*** Records supplied ***

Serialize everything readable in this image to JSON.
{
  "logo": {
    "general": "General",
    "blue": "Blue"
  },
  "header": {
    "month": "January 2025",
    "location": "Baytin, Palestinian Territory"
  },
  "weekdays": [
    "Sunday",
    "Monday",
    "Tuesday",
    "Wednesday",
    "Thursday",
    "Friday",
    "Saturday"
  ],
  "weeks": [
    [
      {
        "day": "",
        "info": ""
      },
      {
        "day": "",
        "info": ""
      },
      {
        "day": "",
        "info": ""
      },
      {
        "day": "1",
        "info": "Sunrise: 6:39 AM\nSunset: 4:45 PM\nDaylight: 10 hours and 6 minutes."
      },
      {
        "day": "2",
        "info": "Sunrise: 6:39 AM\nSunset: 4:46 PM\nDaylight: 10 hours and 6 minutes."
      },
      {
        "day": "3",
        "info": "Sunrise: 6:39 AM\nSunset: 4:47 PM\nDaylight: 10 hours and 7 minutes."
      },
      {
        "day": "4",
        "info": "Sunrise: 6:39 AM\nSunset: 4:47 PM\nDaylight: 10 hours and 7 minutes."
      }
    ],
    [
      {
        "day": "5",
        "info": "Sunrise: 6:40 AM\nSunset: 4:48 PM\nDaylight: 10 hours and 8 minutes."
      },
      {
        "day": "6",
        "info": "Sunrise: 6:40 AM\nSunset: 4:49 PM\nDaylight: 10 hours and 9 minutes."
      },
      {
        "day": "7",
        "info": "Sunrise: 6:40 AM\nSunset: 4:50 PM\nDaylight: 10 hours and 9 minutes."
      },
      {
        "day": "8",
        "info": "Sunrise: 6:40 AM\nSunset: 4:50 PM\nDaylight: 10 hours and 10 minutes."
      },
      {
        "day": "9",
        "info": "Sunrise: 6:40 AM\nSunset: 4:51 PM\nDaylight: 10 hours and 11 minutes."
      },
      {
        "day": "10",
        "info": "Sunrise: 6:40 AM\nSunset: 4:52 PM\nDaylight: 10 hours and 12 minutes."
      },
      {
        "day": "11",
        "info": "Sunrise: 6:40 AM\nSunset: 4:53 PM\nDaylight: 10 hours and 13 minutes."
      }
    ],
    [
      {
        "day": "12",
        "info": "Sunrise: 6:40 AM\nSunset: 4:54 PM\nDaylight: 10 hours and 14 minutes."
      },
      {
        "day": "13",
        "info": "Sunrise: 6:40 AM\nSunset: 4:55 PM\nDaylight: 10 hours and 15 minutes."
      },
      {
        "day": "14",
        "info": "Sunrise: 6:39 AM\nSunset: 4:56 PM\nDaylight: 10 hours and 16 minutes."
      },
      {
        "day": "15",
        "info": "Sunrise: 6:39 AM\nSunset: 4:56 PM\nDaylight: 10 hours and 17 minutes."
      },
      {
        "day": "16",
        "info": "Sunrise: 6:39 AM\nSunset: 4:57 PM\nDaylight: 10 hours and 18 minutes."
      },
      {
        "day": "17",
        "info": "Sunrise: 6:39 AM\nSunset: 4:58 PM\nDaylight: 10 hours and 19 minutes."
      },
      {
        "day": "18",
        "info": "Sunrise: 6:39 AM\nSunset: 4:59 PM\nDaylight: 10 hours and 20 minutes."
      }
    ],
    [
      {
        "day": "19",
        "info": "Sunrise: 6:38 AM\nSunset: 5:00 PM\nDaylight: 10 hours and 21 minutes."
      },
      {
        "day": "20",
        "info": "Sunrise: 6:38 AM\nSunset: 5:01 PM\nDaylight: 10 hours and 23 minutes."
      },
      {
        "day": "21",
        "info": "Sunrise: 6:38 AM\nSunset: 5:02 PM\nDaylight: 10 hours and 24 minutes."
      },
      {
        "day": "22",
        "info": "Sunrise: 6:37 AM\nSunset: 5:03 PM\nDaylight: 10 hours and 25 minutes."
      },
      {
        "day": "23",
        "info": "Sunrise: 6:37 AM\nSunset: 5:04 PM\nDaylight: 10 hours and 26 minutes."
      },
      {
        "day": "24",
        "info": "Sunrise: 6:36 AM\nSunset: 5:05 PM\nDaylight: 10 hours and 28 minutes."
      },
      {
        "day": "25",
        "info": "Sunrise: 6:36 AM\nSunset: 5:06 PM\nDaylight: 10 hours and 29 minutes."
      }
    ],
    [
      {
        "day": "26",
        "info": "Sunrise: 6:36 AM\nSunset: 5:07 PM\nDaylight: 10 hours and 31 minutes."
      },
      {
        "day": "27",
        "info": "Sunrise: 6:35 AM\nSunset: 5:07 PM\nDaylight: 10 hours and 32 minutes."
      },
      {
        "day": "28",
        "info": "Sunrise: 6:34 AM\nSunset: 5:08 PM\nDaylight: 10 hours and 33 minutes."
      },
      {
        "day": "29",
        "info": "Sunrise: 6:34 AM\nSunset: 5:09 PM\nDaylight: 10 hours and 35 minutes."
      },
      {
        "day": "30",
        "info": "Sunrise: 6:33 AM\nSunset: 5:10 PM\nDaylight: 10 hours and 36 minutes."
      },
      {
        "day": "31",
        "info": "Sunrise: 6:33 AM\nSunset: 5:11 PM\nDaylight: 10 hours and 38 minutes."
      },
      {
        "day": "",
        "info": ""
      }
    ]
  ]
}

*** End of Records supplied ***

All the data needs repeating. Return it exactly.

Answer for the task:
Serialize everything readable in this image to JSON.
{
  "logo": {
    "general": "General",
    "blue": "Blue"
  },
  "header": {
    "month": "January 2025",
    "location": "Baytin, Palestinian Territory"
  },
  "weekdays": [
    "Sunday",
    "Monday",
    "Tuesday",
    "Wednesday",
    "Thursday",
    "Friday",
    "Saturday"
  ],
  "weeks": [
    [
      {
        "day": "",
        "info": ""
      },
      {
        "day": "",
        "info": ""
      },
      {
        "day": "",
        "info": ""
      },
      {
        "day": "1",
        "info": "Sunrise: 6:39 AM\nSunset: 4:45 PM\nDaylight: 10 hours and 6 minutes."
      },
      {
        "day": "2",
        "info": "Sunrise: 6:39 AM\nSunset: 4:46 PM\nDaylight: 10 hours and 6 minutes."
      },
      {
        "day": "3",
        "info": "Sunrise: 6:39 AM\nSunset: 4:47 PM\nDaylight: 10 hours and 7 minutes."
      },
      {
        "day": "4",
        "info": "Sunrise: 6:39 AM\nSunset: 4:47 PM\nDaylight: 10 hours and 7 minutes."
      }
    ],
    [
      {
        "day": "5",
        "info": "Sunrise: 6:40 AM\nSunset: 4:48 PM\nDaylight: 10 hours and 8 minutes."
      },
      {
        "day": "6",
        "info": "Sunrise: 6:40 AM\nSunset: 4:49 PM\nDaylight: 10 hours and 9 minutes."
      },
      {
        "day": "7",
        "info": "Sunrise: 6:40 AM\nSunset: 4:50 PM\nDaylight: 10 hours and 9 minutes."
      },
      {
        "day": "8",
        "info": "Sunrise: 6:40 AM\nSunset: 4:50 PM\nDaylight: 10 hours and 10 minutes."
      },
      {
        "day": "9",
        "info": "Sunrise: 6:40 AM\nSunset: 4:51 PM\nDaylight: 10 hours and 11 minutes."
      },
      {
        "day": "10",
        "info": "Sunrise: 6:40 AM\nSunset: 4:52 PM\nDaylight: 10 hours and 12 minutes."
      },
      {
        "day": "11",
        "info": "Sunrise: 6:40 AM\nSunset: 4:53 PM\nDaylight: 10 hours and 13 minutes."
      }
    ],
    [
      {
        "day": "12",
        "info": "Sunrise: 6:40 AM\nSunset: 4:54 PM\nDaylight: 10 hours and 14 minutes."
      },
      {
        "day": "13",
        "info": "Sunrise: 6:40 AM\nSunset: 4:55 PM\nDaylight: 10 hours and 15 minutes."
      },
      {
        "day": "14",
        "info": "Sunrise: 6:39 AM\nSunset: 4:56 PM\nDaylight: 10 hours and 16 minutes."
      },
      {
        "day": "15",
        "info": "Sunrise: 6:39 AM\nSunset: 4:56 PM\nDaylight: 10 hours and 17 minutes."
      },
      {
        "day": "16",
        "info": "Sunrise: 6:39 AM\nSunset: 4:57 PM\nDaylight: 10 hours and 18 minutes."
      },
      {
        "day": "17",
        "info": "Sunrise: 6:39 AM\nSunset: 4:58 PM\nDaylight: 10 hours and 19 minutes."
      },
      {
        "day": "18",
        "info": "Sunrise: 6:39 AM\nSunset: 4:59 PM\nDaylight: 10 hours and 20 minutes."
      }
    ],
    [
      {
        "day": "19",
        "info": "Sunrise: 6:38 AM\nSunset: 5:00 PM\nDaylight: 10 hours and 21 minutes."
      },
      {
        "day": "20",
        "info": "Sunrise: 6:38 AM\nSunset: 5:01 PM\nDaylight: 10 hours and 23 minutes."
      },
      {
        "day": "21",
        "info": "Sunrise: 6:38 AM\nSunset: 5:02 PM\nDaylight: 10 hours and 24 minutes."
      },
      {
        "day": "22",
        "info": "Sunrise: 6:37 AM\nSunset: 5:03 PM\nDaylight: 10 hours and 25 minutes."
      },
      {
        "day": "23",
        "info": "Sunrise: 6:37 AM\nSunset: 5:04 PM\nDaylight: 10 hours and 26 minutes."
      },
      {
        "day": "24",
        "info": "Sunrise: 6:36 AM\nSunset: 5:05 PM\nDaylight: 10 hours and 28 minutes."
      },
      {
        "day": "25",
        "info": "Sunrise: 6:36 AM\nSunset: 5:06 PM\nDaylight: 10 hours and 29 minutes."
      }
    ],
    [
      {
        "day": "26",
        "info": "Sunrise: 6:36 AM\nSunset: 5:07 PM\nDaylight: 10 hours and 31 minutes."
      },
      {
        "day": "27",
        "info": "Sunrise: 6:35 AM\nSunset: 5:07 PM\nDaylight: 10 hours and 32 minutes."
      },
      {
        "day": "28",
        "info": "Sunrise: 6:34 AM\nSunset: 5:08 PM\nDaylight: 10 hours and 33 minutes."
      },
      {
        "day": "29",
        "info": "Sunrise: 6:34 AM\nSunset: 5:09 PM\nDaylight: 10 hours and 35 minutes."
      },
      {
        "day": "30",
        "info": "Sunrise: 6:33 AM\nSunset: 5:10 PM\nDaylight: 10 hours and 36 minutes."
      },
      {
        "day": "31",
        "info": "Sunrise: 6:33 AM\nSunset: 5:11 PM\nDaylight: 10 hours and 38 minutes."
      },
      {
        "day": "",
        "info": ""
      }
    ]
  ]
}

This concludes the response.